MILWAUKEE — Every time Justin Steele takes the mound the rest of the season, he’ll be resetting his new career high in innings pitched.
His 5 1/3 frames to start the Cubs’ 4-3 win over the Brewers on Friday brought his total up to 119 this season, far above his former pro-ball-high of 98 2/3 in 2017. In the old days, that wouldn’t even be approaching the total of starters who managed to stay healthy over a full season. Heck, it was only eight years ago that 34 different pitchers reached 200 innings (with two more one out away), a total Steele couldn’t reach even if he pitched all nine innings every fifth game the rest of the way.
But in 2022, a season that was affected by a 99-day lockout that pushed the start of spring training to mid-March, teams have been mindful of the workloads of their pitchers — especially the ones still finding their footing in the big leagues.
That’s true for the Cubs as well. They’ve been monitoring the innings of both Steele and Keegan Thompson, their impressive second-year pitchers with a ton of potential. In their rookie seasons, neither of them threw more than 57 innings. Both have long since surpassed that mark, and as they moved into the last couple months of the year, the coaching staff grew even more cognizant of monitoring their health.
“Now it’s about, ‘Hey, let’s finish strong, let’s find out how we can finish strong,'” assistant pitching coach Daniel Moskos said this week. “‘Do we need to dial back what you do in the weight room, dial back what you do in conditioning so that we can be ready every fifth day, so that you can take the ball and feel fresh every fifth day?’ It’s definitely more geared towards that now than it is trying to boost performance. It’s, let’s sustain performance, let’s finish strong and let’s absolutely listen to what their bodies and arms are telling them.
“That’s been the message for this last month and a half, two months, whatever it is. It’s, ‘Hey, over-communicate with us. Tell us exactly how you’re feeling. We’ll figure out a way to get through these games, we’ll find a way to piece it together, but we can’t put you in harm’s way, so don’t let us do that.'”
As much as the staff has tried to be aware of their health, the grind of the season seems to be catching up to the young arms.
The first domino fell last weekend when Thompson was placed on the 15-day injured list with low back tightness. And on Friday, Steele was pulled from the game one batter into the sixth inning with the same ailment.
Steele said his back tightened up after his last warmup pitch before the bottom of the sixth. He was able to induce a flyout from Hunter Renfroe to start the frame, but the coaching staff sensed some discomfort. Manager David Ross and a member of the Cubs training staff went out to check on Steele, and the decision was made to take him out.
“The coaches could tell something was going on,” Steele said. “They came out, we were talking and stuff. They were like, ‘This is probably your last hitter regardless,’ so it just made sense to go ahead and come out.”
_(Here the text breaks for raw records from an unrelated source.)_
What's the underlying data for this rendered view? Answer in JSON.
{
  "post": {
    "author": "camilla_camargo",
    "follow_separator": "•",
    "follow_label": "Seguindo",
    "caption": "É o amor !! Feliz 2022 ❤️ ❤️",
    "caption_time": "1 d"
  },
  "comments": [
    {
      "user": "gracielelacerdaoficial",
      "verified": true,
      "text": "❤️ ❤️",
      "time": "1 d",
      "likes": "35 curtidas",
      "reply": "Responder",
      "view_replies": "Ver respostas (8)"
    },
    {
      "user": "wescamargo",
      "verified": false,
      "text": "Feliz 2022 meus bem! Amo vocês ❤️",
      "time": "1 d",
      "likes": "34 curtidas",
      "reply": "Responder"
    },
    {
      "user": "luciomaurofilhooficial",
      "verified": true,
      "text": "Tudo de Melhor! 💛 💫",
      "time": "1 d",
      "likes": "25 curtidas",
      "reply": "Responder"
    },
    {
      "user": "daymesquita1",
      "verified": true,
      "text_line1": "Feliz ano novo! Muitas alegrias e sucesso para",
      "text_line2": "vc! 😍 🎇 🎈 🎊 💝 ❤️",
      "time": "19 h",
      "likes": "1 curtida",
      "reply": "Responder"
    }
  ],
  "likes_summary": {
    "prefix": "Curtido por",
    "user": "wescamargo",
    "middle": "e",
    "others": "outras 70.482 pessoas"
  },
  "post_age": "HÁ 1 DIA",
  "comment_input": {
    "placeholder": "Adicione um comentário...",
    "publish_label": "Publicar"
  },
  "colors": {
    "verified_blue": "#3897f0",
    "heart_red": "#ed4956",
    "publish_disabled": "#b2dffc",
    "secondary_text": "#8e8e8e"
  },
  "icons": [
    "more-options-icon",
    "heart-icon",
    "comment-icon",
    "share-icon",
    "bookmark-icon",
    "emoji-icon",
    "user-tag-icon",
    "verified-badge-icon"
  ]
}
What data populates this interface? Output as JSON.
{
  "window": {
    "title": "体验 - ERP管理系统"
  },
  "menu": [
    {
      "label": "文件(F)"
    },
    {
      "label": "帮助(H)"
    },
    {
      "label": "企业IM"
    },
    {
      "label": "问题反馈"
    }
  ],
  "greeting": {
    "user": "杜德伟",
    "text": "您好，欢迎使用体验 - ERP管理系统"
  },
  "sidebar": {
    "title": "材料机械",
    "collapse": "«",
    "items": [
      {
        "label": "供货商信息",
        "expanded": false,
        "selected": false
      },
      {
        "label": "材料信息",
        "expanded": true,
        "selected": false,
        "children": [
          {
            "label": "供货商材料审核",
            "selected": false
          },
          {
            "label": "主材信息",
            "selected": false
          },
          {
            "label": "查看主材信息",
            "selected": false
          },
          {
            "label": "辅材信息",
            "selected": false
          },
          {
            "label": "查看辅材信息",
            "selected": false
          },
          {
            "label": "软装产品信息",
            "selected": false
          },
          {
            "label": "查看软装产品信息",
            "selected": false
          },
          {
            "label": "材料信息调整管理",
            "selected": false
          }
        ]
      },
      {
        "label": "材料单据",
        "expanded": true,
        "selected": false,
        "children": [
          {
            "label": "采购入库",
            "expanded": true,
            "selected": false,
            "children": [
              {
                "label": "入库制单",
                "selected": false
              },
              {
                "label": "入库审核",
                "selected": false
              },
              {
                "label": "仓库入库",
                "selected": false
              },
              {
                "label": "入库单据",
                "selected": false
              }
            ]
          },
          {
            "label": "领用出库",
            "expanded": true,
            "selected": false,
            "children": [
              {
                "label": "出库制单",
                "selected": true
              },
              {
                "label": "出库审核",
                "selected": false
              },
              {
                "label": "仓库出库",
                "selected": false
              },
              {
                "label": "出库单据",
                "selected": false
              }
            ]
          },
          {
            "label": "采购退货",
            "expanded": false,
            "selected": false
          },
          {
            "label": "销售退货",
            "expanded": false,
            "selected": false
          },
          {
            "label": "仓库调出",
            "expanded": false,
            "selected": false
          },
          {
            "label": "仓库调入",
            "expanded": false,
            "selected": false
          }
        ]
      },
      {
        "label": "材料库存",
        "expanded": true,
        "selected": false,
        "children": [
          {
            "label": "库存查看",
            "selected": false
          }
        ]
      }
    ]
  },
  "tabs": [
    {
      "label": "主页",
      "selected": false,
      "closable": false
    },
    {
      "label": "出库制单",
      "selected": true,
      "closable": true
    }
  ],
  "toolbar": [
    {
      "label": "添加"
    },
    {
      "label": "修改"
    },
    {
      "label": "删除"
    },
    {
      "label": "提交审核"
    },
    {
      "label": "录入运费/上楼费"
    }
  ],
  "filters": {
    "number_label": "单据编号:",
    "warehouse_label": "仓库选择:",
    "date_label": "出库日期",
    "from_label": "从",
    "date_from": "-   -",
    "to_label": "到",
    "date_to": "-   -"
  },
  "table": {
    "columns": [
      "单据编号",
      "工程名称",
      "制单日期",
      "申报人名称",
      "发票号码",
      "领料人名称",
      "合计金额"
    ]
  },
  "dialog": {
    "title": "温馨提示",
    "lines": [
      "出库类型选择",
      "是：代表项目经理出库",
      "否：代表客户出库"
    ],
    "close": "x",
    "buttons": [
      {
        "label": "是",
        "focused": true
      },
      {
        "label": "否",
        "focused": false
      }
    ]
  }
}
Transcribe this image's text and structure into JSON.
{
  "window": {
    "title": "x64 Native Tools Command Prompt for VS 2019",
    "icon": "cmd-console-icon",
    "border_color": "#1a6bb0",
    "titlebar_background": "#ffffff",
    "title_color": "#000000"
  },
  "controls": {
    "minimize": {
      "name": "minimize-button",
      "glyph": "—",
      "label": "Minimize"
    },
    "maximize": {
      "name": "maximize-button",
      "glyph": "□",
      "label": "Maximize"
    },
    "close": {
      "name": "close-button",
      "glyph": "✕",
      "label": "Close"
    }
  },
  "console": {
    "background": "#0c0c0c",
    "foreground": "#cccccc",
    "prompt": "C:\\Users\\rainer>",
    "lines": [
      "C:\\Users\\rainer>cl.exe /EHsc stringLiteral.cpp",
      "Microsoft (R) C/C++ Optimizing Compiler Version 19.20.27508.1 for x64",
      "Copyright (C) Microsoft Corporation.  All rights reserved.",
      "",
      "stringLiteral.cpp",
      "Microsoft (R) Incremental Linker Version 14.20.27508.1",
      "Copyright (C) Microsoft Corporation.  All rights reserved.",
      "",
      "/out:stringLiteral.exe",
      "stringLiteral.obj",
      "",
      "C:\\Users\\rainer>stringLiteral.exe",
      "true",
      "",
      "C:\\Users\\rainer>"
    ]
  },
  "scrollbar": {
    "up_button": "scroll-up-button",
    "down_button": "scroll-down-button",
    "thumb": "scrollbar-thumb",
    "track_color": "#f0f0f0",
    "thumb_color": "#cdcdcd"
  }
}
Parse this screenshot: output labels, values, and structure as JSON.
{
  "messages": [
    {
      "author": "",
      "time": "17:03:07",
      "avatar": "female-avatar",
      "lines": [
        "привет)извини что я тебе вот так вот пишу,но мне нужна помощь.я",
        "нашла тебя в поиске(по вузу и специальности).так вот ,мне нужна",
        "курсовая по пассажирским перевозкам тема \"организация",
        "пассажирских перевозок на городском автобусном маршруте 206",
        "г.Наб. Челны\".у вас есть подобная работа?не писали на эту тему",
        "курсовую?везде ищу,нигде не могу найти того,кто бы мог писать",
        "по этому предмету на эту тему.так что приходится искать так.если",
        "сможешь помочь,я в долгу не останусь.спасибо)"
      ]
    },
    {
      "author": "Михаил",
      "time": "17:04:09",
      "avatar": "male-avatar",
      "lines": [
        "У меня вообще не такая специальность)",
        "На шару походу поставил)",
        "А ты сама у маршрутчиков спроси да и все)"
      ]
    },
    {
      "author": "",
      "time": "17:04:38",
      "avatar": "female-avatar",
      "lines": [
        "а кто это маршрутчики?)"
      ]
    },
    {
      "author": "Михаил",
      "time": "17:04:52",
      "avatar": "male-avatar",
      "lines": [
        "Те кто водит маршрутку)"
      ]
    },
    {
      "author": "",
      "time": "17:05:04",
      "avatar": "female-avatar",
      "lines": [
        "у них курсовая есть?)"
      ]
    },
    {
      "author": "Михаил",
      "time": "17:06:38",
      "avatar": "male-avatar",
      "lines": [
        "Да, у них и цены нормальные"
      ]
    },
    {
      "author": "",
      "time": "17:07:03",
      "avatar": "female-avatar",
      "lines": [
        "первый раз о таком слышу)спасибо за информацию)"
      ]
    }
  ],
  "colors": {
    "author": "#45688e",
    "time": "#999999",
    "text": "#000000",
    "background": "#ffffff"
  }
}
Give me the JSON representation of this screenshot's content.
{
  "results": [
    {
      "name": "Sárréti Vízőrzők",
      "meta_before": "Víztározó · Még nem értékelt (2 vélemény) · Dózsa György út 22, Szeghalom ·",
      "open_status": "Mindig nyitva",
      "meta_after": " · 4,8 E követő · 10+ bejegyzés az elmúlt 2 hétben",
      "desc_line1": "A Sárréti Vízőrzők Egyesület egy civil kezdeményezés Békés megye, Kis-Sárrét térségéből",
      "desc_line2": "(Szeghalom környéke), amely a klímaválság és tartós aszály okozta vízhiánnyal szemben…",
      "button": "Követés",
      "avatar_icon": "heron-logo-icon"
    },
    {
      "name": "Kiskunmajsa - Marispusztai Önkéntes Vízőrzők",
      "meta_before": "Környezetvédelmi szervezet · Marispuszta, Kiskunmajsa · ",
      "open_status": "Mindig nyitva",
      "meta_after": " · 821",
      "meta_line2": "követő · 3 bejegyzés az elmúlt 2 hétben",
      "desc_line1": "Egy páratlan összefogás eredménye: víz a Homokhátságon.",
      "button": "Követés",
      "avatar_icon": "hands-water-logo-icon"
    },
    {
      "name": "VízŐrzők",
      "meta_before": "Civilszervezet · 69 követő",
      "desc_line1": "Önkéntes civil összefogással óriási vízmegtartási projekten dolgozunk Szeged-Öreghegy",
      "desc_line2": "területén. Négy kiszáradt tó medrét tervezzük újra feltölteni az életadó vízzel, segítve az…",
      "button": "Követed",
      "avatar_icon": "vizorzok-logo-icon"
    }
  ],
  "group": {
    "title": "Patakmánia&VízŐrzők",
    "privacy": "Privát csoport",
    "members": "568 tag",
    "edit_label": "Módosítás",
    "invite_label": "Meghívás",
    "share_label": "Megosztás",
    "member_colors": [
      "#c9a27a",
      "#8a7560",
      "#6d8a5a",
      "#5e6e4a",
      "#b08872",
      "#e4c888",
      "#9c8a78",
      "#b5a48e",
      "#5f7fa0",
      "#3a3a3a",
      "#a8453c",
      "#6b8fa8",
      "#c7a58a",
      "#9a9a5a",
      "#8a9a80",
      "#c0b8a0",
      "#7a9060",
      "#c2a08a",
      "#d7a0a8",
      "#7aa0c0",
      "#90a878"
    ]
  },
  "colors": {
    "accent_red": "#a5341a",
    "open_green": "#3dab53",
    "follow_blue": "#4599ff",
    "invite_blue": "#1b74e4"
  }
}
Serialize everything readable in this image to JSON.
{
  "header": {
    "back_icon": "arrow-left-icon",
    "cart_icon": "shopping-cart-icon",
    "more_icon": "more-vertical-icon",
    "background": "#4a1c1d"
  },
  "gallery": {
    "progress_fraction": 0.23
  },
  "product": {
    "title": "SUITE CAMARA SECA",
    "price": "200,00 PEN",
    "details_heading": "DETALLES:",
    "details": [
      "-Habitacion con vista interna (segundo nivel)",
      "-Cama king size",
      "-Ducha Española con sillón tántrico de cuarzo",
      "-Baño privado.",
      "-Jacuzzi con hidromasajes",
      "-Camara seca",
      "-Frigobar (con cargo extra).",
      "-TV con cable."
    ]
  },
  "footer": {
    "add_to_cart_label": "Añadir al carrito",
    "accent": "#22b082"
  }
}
Steele and Ross both downplayed the severity of the injury postgame. Ross said the team’s trainers were able to loosen up Steele’s back some once he exited the game, and he considers Steele day to day. It’s too early to tell if an IL placement is necessary, and the Cubs will wait and see how Steele feels Saturday before coming to any conclusions.
“I don’t think he’s concerned, I don’t think the trainers are concerned,” Ross said, “but obviously, we’ll look big picture and make sure we keep an eye on the present and the future in all the decisions we make.”
In Steele’s case, that’s how it should be.
Whether the Cubs place him on the IL or they have him skip a start or they feel he’ll be ready to go for his next turn through the rotation, every decision they make moving forward has to come in the best interest of keeping him healthy.
Again, he’s still learning how to be a starter at this level. He’s figuring out how to keep his body in shape for the grind of a 162-game season.
Missing any time right now would take away some development opportunities, yes. But on the other hand, isn’t there value in making sure that, once this low back tightness is behind him, nothing else stops him from pitching every fifth day moving forward?
“I think knowing what that task feels like, there’s an accomplishment aspect to that,” said Ross pregame of Steele making it through the season.” … Then, when you kind of reassess, you start a new season, you realize, ‘OK, spring training for me is to prepare for this marathon that we’re gonna have,’ not, ‘I’m gonna come in and throw my first bullpen as hard as I can, because I want to impress the coaches.’
“We talk about that in spring, but those things that we do in spring is to prep the body, to prep the mind, to get physically acclimated to moving the right way, having the at-bats, get our timing down so we can go through this long season and hopefully get into the playoffs and win the World Series. I think it is important to get that finish line.”
As it stands for both Steele and Thompson, recovering from their back tightness is the priority. Then, the staff will help them move toward the end of the regular season.
Thompson’s injury required a stint on the IL. Steele’s may or may not. Either way, the goal has to be making sure those young pitchers make it through the year and go into the offseason fully healthy.
“We don’t want to use the offseason to recover from an injury,” Moskos said. “We want to use it to be able to attack some developmental objectives, so that they’re better heading into spring training next year. Health is the most important [thing]. As they say, the best ability is availability in this game. That’s where it’s at for me.”